Four men from Gravesend and Surrey have been sentenced to a total of 25 years in jail for their roles in a fraud worth more than £23 million.
Narinder Chada and Gurmail Dosanjh, both from the Gravesend area, set up companies to buy carbon credits. They would sell them at competitive prices on the open market. But by keeping the VAT they received, rather than passing it on to the Government, they deprived the UK public purse of £11.7 million.
Two other defendants, father and son duo Daniel Andrew Barrs and Daniel Barrs facilitated money laundering for this fraud and a previous case dealt with by HMRC in 2012. The total amount laundered was in excess of £23 million.
The Kent and Essex Serious Crime Directorate commenced an investigation in May 2011 after information was passed to the force by HMRC. The first arrests were made in April 2012 and the case came to trial in 2015.
The two month-long trial at Southwark Crown Court concluded on 26 March, and on 21 April the four men were back at court to be sentenced.
Chada, 62, from The Russetts in Meopham and Dosanjh, 46, from Singlewell Road in Gravesend had both been found guilty of conspiracy to cheat the public purse of £11.7 million. The judge sentenced them to seven years and eight years respectively.
Barrs, 65, from New Place Gardens in Lingfield was given three seven year sentences for money for facilitating money laundering. The jail terms will run concurrently.

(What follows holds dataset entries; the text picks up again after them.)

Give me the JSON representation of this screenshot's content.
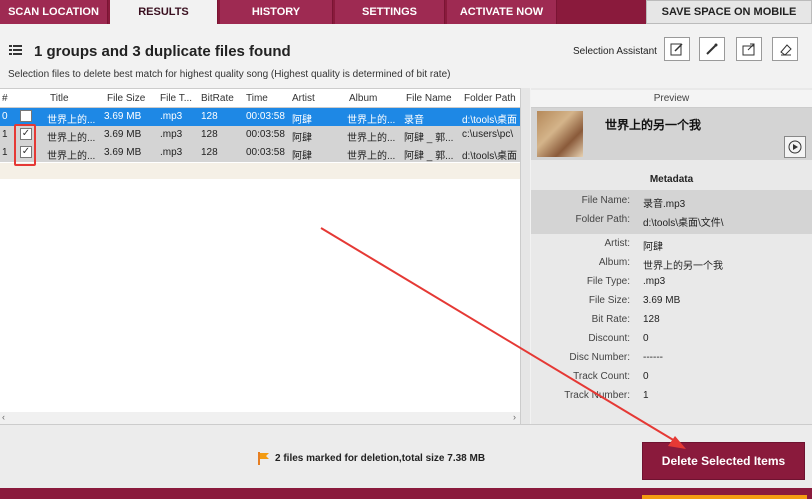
{
  "tabs": [
    {
      "label": "SCAN LOCATION"
    },
    {
      "label": "RESULTS"
    },
    {
      "label": "HISTORY"
    },
    {
      "label": "SETTINGS"
    },
    {
      "label": "ACTIVATE NOW"
    },
    {
      "label": "SAVE SPACE ON MOBILE"
    }
  ],
  "header": {
    "title": "1 groups and 3 duplicate files found",
    "subtitle": "Selection files to delete best match for highest quality song (Highest quality is determined of bit rate)",
    "selection_assistant": "Selection Assistant"
  },
  "table": {
    "columns": [
      "#",
      "Title",
      "File Size",
      "File T...",
      "BitRate",
      "Time",
      "Artist",
      "Album",
      "File Name",
      "Folder Path"
    ],
    "rows": [
      {
        "num": "0",
        "checked": false,
        "title": "世界上的...",
        "size": "3.69 MB",
        "type": ".mp3",
        "bitrate": "128",
        "time": "00:03:58",
        "artist": "阿肆",
        "album": "世界上的...",
        "filename": "录音",
        "folder": "d:\\tools\\桌面"
      },
      {
        "num": "1",
        "checked": true,
        "title": "世界上的...",
        "size": "3.69 MB",
        "type": ".mp3",
        "bitrate": "128",
        "time": "00:03:58",
        "artist": "阿肆",
        "album": "世界上的...",
        "filename": "阿肆 _ 郭...",
        "folder": "c:\\users\\pc\\"
      },
      {
        "num": "1",
        "checked": true,
        "title": "世界上的...",
        "size": "3.69 MB",
        "type": ".mp3",
        "bitrate": "128",
        "time": "00:03:58",
        "artist": "阿肆",
        "album": "世界上的...",
        "filename": "阿肆 _ 郭...",
        "folder": "d:\\tools\\桌面"
      }
    ]
  },
  "preview": {
    "header": "Preview",
    "song_title": "世界上的另一个我",
    "metadata_header": "Metadata",
    "fields": [
      {
        "label": "File Name:",
        "value": "录音.mp3"
      },
      {
        "label": "Folder Path:",
        "value": "d:\\tools\\桌面\\文件\\"
      },
      {
        "label": "Artist:",
        "value": "阿肆"
      },
      {
        "label": "Album:",
        "value": "世界上的另一个我"
      },
      {
        "label": "File Type:",
        "value": ".mp3"
      },
      {
        "label": "File Size:",
        "value": "3.69 MB"
      },
      {
        "label": "Bit Rate:",
        "value": "128"
      },
      {
        "label": "Discount:",
        "value": "0"
      },
      {
        "label": "Disc Number:",
        "value": "------"
      },
      {
        "label": "Track Count:",
        "value": "0"
      },
      {
        "label": "Track Number:",
        "value": "1"
      }
    ]
  },
  "status": {
    "text": "2 files marked for deletion,total size 7.38 MB"
  },
  "delete_button": "Delete Selected Items",
  "colors": {
    "brand": "#8a1a3c",
    "selected_row": "#1e88e5",
    "annotation": "#e53935"
  }
}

Barrs’ 29 year-old son, from Suffolk Close in Horley, was given three sentences of three years each for facilitating money laundering. His jail terms will also run concurrently.